  • Blanton, Brad 2001, Honest to God: A Change of Heart That Can Change the World, SparrowHawk Publications, ISBN 0-9706938-1-8
  • Blanton, Brad 2002, Radical Parenting: Seven Steps to a Functional Family in a Dysfunctional World, SparrowHawk Publications, ISBN 0-9706938-2-6
  • Blanton, Brad 2004, The Truthtellers, SparrowHawk Publications, ISBN 0-9706938-3-4
  • Blanton, Brad 2005, Radical Honesty, the New Revised Edition: How to Transform Your Life by Telling the Truth, SparrowHawk Publications; Revised edition, ISBN 0-9706938-4-2
  • Blanton, Brad 2006, Beyond Good and Evil: The Eternal Split-Second Sound–Light Being, SparrowHawk Publications, ISBN 0-9706938-5-0
  • Blanton, Brad 2011, The Korporate Kannibal Kookbook – The Empire Is Consuming Us, SparrowHawk Publications, ISBN 1-4507-4253-X


  1. ^ According to The Washington Post, Blanton considered the political system to be gerrymandered and wanted to abolish the Virginia Department of Education and give its funds to parents and citizens' groups. He advocated for a significant increase in the wages of teachers and child care workers and in contrast minimum wage for lawyers, and banning donations from companies and unions as part of campaign finance reform.[3]
  2. ^ The Democratic Party of Virginia considered endorsing him but decided against it after Blanton refused and also disclosed that his workshops included a day of nudity.[5]


  1. ^ "Radical Honesty" trademarked under original Serial No. 75264507, Registration No. 2142690, and new Serial No. 77660745, records of the U.S. Patent and Trademark Office.

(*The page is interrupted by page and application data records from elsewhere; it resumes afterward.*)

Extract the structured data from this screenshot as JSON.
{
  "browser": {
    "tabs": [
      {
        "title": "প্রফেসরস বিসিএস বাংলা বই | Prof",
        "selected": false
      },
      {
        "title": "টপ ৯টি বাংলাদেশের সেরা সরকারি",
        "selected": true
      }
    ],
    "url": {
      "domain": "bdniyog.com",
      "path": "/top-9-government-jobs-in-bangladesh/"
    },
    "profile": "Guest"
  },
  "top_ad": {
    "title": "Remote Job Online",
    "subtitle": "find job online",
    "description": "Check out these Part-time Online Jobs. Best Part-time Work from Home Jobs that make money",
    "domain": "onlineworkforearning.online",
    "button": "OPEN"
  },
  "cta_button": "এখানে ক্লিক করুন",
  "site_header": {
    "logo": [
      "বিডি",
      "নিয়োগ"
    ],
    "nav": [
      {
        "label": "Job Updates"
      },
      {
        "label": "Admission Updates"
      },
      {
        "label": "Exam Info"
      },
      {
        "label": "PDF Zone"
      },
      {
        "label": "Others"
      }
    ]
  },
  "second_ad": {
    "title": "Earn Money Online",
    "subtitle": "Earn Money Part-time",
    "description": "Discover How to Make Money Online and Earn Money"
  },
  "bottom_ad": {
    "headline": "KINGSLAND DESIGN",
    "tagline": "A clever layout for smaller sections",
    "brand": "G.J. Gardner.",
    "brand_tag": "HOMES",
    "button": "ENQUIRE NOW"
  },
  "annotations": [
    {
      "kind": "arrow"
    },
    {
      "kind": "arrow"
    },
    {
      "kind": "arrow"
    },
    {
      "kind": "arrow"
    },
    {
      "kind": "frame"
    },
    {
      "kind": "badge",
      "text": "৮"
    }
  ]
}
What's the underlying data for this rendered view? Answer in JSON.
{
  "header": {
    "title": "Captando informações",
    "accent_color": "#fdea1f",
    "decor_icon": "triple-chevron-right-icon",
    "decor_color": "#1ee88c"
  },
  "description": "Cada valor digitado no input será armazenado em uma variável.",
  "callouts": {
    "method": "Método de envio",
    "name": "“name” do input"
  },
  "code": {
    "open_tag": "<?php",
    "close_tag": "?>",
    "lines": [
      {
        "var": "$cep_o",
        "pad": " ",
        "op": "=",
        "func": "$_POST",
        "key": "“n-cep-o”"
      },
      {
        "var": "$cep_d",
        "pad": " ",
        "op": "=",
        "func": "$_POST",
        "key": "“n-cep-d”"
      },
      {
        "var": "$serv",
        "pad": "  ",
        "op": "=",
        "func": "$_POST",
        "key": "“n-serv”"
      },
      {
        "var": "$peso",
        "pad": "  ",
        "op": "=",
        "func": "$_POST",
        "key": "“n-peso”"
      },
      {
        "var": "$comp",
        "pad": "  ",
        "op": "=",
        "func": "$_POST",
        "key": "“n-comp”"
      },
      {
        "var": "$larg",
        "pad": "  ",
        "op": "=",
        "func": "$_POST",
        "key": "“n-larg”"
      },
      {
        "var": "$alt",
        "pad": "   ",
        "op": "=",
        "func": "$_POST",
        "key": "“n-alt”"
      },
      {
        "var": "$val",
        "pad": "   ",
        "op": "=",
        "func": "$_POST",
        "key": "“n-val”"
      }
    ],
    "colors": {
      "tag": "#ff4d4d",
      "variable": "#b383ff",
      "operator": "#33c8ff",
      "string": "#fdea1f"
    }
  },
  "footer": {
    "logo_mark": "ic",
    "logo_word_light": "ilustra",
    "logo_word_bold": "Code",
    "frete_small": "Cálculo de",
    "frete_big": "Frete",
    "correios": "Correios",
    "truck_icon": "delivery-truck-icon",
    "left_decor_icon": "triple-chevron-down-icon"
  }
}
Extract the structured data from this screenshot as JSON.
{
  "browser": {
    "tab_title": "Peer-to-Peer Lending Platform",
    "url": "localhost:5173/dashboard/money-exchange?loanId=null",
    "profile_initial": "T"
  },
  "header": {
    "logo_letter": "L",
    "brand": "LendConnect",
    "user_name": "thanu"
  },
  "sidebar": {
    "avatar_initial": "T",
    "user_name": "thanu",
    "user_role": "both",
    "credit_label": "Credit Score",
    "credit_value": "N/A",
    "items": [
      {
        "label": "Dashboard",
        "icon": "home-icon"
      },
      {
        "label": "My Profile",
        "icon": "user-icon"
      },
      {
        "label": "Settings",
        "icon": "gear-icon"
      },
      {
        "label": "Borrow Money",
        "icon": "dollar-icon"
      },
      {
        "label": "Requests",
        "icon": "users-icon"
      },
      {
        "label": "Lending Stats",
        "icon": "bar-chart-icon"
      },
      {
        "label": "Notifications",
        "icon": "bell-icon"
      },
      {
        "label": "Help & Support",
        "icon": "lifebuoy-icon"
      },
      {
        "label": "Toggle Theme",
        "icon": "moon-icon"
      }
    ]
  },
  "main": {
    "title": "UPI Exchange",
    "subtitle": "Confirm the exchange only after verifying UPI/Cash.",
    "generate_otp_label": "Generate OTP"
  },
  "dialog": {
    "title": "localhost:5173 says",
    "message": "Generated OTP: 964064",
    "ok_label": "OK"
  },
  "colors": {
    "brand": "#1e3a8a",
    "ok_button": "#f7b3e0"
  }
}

  2. ^ Blanton, Brad. "Radical Honesty Core Principles". Radical Honesty. Retrieved February 19, 2021.
  3. ^ a b Boorstein, Michelle (October 28, 2004). "Cantor's Challenger Isn't in Race to Win It". The Washington Post. Retrieved June 3, 2023.
  4. ^ "Virginia Briefing". The Washington Post. October 19, 2006. Retrieved June 3, 2023.
  5. ^ Goodin, Emily (May 20, 2006). "Stripped-Down Messages". National Journal. Vol. 38, no. 20. pp. 78–79. ISSN 0360-4217.
  6. ^ a b Jetter, Alexis (April 1998). "Kamikaze Honesty". Health. Vol. 12, no. 3. pp. 94–99. ISSN 1059-938X.
  7. ^ "Starlee Kine: Radical Honesty". themoth.org. Retrieved March 14, 2010.
  8. ^ ""eli loker" – brendan hines". FOX.com. Archived from the original on April 19, 2009. Retrieved August 9, 2009.
  9. ^ Leah Wilson (March 4, 2014). Divergent Thinking: YA Authors on Veronica Roth's Divergent Trilogy. BenBella Books. p. 52. ISBN 978-1-940363-34-9.
  10. ^ Extras, Scott Westerfeld